## What the task asks
Go through the listing that follows and report the number of lines with the string "name" in them, nothing more.

=== Given data ===

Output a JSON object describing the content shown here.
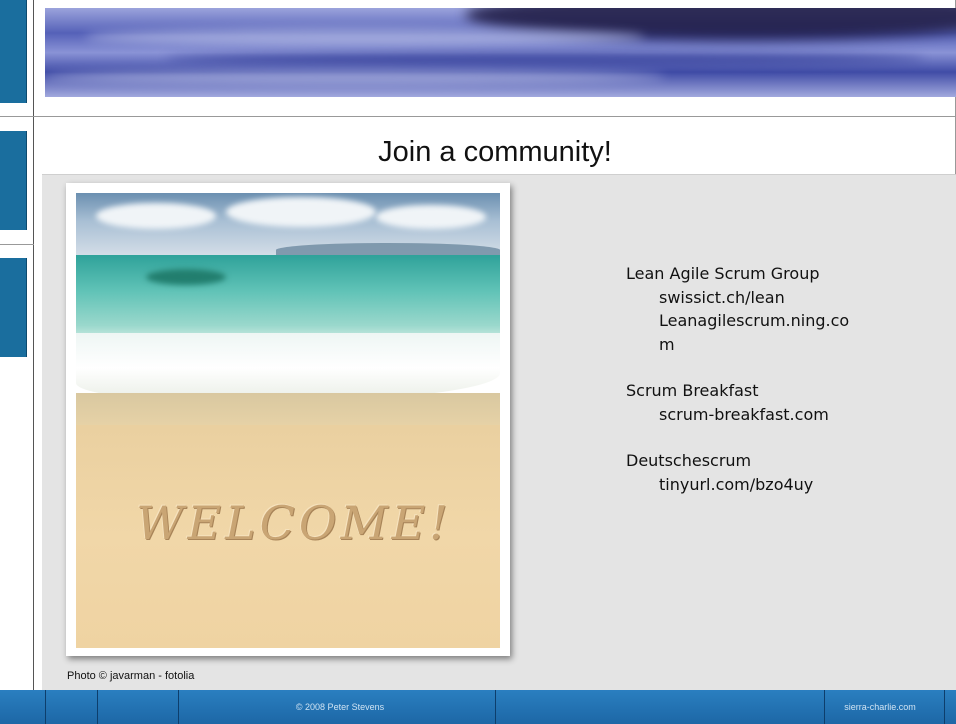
{
  "slide": {
    "title": "Join a community!",
    "photo": {
      "word_in_sand": "WELCOME!",
      "credit": "Photo © javarman - fotolia"
    },
    "groups": [
      {
        "name": "Lean Agile Scrum Group",
        "urls": [
          "swissict.ch/lean",
          "Leanagilescrum.ning.co",
          "m"
        ]
      },
      {
        "name": "Scrum Breakfast",
        "urls": [
          "scrum-breakfast.com"
        ]
      },
      {
        "name": "Deutschescrum",
        "urls": [
          "tinyurl.com/bzo4uy"
        ]
      }
    ]
  },
  "footer": {
    "copyright": "© 2008 Peter Stevens",
    "site": "sierra-charlie.com"
  },
  "colors": {
    "accent": "#1a6e9e",
    "footer": "#2a7fc0",
    "content_bg": "#e4e4e4"
  }
}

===

## Task solution
3